Requirement -
The lines below that include the word "JSON" are to be reported.

Provided information -
###
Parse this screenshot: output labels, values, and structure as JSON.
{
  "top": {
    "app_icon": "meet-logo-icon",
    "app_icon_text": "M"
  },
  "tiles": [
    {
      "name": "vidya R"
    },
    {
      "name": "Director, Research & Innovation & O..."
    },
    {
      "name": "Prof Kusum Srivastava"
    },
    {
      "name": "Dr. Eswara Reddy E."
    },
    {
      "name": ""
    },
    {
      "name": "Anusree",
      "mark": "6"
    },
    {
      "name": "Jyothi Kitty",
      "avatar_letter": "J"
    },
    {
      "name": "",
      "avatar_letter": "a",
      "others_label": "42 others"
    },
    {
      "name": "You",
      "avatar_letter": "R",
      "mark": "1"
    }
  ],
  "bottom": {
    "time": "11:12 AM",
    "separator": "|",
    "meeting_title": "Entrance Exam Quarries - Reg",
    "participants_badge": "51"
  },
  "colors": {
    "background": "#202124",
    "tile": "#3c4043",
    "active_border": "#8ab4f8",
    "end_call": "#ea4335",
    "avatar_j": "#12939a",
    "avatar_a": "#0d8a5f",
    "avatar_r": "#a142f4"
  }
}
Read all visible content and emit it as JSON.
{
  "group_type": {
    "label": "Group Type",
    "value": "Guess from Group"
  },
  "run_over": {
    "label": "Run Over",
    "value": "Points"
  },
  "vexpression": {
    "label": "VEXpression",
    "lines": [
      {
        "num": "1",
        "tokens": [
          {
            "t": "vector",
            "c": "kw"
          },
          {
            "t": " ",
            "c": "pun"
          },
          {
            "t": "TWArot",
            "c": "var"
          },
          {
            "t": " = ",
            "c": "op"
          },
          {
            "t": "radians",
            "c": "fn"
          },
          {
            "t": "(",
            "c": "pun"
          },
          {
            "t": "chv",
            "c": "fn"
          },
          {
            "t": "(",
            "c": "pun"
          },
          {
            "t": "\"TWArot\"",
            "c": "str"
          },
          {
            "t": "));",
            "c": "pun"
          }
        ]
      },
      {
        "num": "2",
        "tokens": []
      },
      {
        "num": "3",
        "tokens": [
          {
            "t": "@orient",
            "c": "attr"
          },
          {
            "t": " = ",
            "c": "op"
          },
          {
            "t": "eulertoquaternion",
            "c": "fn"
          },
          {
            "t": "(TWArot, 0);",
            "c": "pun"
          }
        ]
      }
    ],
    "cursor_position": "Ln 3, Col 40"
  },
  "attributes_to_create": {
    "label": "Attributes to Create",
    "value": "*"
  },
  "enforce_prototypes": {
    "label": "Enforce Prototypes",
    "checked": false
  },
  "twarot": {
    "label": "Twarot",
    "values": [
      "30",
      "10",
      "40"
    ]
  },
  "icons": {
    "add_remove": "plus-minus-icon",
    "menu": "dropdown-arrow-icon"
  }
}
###
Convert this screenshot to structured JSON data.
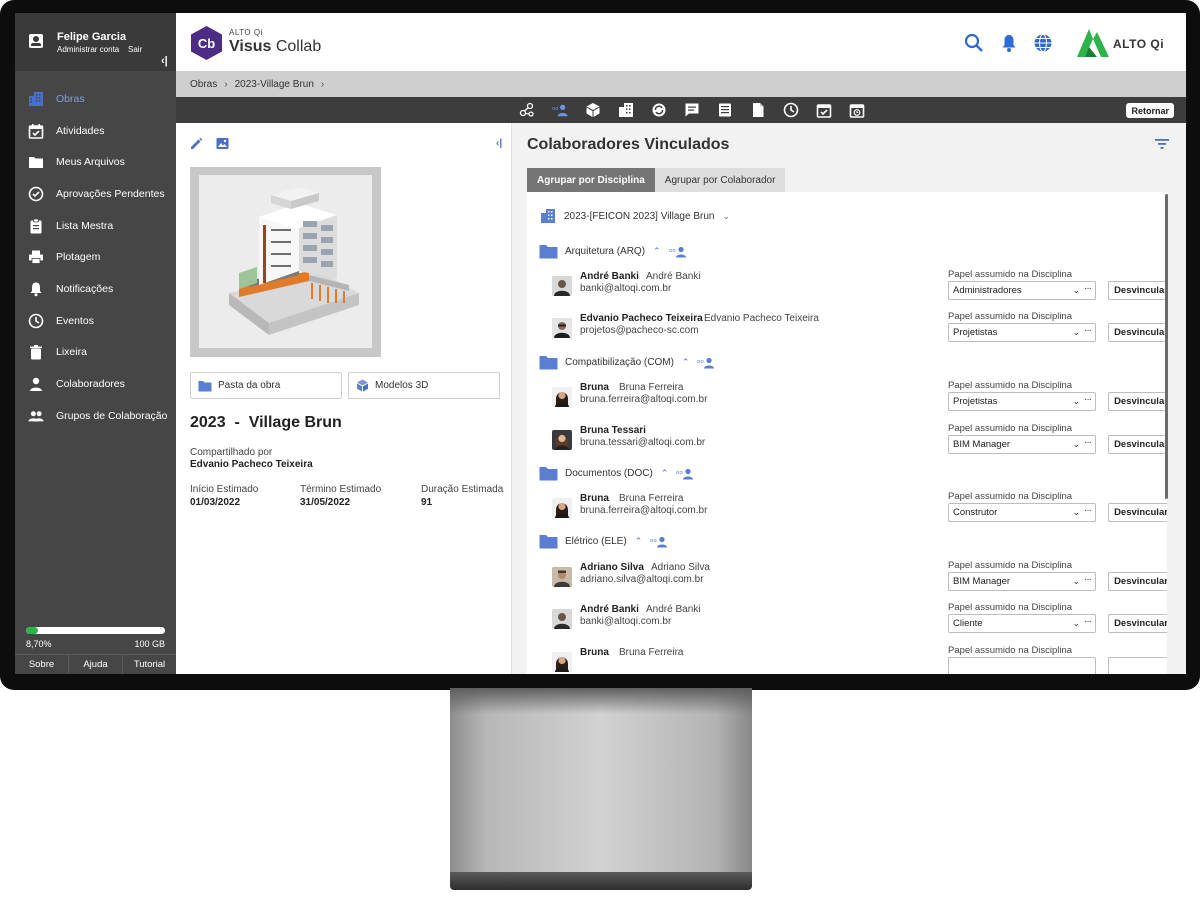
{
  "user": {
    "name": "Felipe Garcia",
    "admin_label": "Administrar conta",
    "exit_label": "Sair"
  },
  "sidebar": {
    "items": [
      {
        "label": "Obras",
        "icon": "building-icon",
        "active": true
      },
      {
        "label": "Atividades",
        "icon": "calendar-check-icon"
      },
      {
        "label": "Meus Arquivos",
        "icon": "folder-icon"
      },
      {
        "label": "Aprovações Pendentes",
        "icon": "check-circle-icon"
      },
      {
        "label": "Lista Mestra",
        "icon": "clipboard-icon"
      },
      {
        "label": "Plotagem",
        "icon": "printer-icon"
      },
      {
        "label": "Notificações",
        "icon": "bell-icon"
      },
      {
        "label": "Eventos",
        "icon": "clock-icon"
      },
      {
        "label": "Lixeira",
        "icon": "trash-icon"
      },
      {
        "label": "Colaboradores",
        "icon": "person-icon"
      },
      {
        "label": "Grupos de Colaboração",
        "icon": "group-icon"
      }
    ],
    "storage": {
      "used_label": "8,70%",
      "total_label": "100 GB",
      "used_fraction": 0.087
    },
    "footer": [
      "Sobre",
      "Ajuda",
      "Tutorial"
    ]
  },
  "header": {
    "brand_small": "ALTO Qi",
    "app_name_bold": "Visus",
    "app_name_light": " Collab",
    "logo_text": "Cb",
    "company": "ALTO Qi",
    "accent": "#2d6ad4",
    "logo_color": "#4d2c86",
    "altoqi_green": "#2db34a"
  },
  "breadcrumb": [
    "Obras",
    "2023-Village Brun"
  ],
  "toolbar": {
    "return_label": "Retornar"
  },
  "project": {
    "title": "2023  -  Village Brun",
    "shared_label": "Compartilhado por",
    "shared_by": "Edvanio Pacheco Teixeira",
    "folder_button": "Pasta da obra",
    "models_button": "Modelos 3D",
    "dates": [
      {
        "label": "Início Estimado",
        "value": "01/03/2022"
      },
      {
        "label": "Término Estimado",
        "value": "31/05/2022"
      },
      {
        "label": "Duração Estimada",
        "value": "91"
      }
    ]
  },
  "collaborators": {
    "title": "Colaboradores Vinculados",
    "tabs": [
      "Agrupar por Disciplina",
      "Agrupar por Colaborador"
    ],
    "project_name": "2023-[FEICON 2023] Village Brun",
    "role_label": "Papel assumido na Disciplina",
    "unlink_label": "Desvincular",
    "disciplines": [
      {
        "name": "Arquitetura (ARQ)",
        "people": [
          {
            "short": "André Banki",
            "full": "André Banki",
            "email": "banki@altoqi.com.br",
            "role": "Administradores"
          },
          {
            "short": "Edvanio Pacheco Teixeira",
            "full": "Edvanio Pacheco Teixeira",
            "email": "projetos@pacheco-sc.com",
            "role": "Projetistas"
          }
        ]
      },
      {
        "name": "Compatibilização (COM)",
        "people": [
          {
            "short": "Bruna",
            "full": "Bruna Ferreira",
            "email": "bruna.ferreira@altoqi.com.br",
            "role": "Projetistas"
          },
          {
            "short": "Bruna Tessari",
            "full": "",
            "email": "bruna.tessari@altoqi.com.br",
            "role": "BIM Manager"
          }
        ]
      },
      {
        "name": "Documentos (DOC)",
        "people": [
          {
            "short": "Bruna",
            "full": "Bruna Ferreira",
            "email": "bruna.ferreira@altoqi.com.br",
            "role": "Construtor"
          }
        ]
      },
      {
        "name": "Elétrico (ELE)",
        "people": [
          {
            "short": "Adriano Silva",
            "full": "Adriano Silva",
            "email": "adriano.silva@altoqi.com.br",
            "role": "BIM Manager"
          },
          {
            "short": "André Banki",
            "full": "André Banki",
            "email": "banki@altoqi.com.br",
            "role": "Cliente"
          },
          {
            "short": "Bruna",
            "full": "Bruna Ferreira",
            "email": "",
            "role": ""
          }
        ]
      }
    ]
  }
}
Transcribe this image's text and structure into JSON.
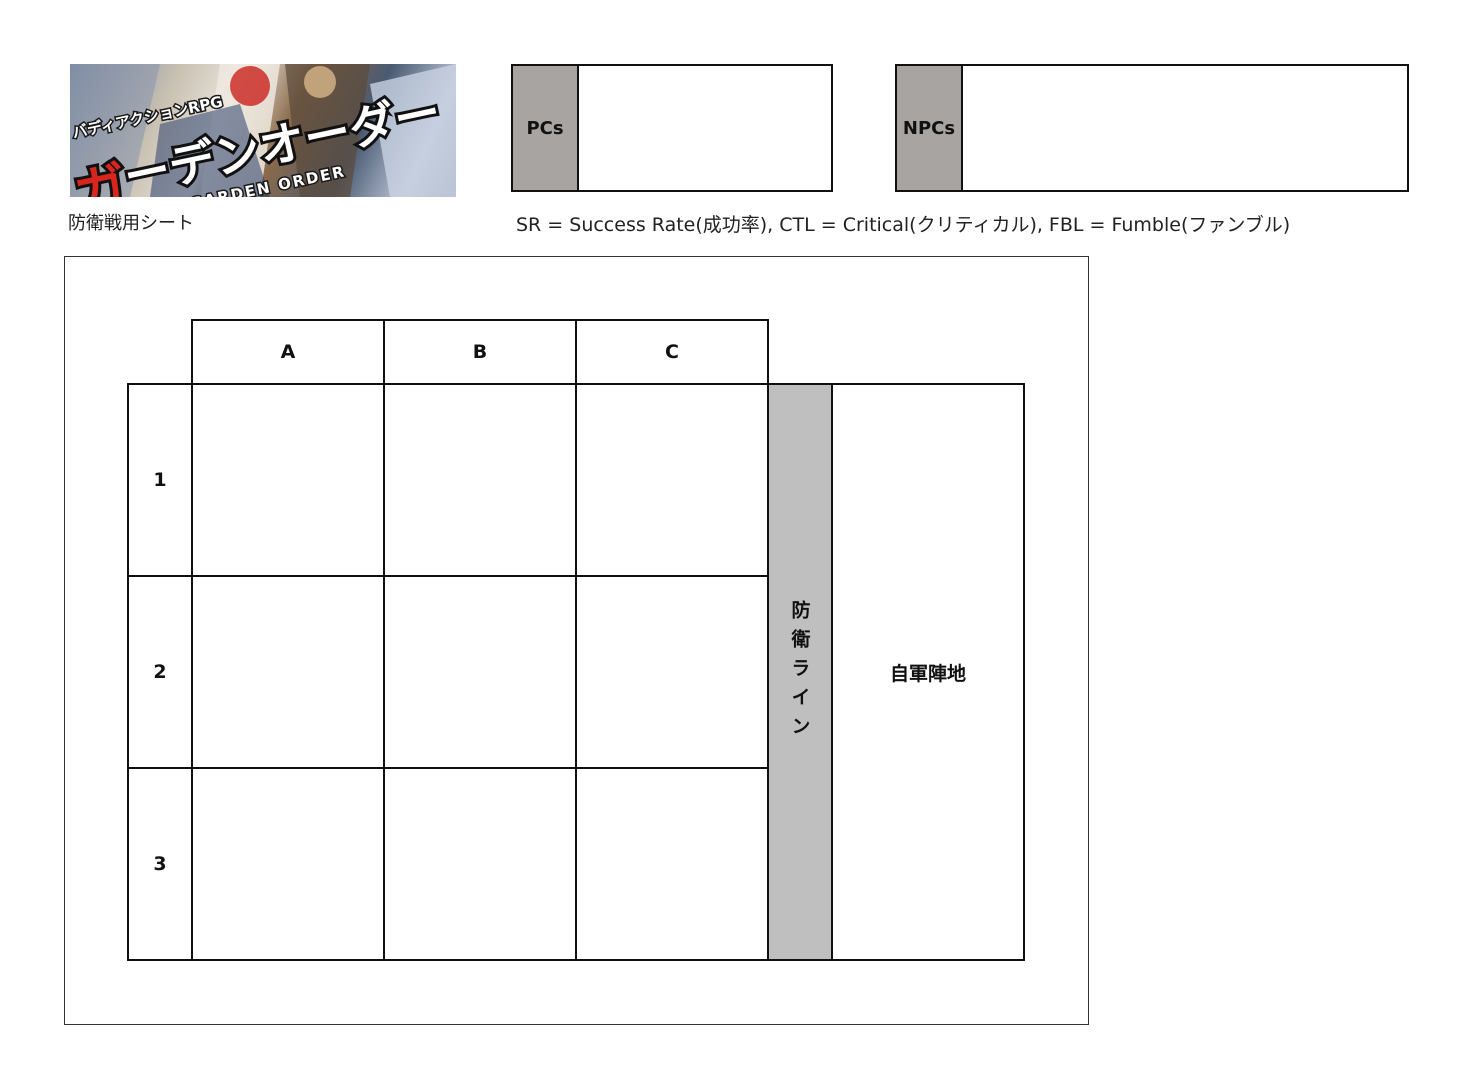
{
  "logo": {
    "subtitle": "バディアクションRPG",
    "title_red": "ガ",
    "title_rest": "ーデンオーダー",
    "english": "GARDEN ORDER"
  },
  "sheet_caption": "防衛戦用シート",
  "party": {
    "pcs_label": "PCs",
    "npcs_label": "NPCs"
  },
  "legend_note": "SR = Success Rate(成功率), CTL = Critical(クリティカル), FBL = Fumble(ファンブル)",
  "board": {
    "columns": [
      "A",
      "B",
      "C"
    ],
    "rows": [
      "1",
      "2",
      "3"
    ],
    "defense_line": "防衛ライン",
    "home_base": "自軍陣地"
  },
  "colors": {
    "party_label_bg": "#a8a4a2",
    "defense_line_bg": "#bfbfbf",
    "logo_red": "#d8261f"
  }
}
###
Answer -
Parse this screenshot: output labels, values, and structure as JSON.
Read all visible content and emit it as JSON.
Convert this screenshot to structured JSON data.
Transcribe this image's text and structure into JSON.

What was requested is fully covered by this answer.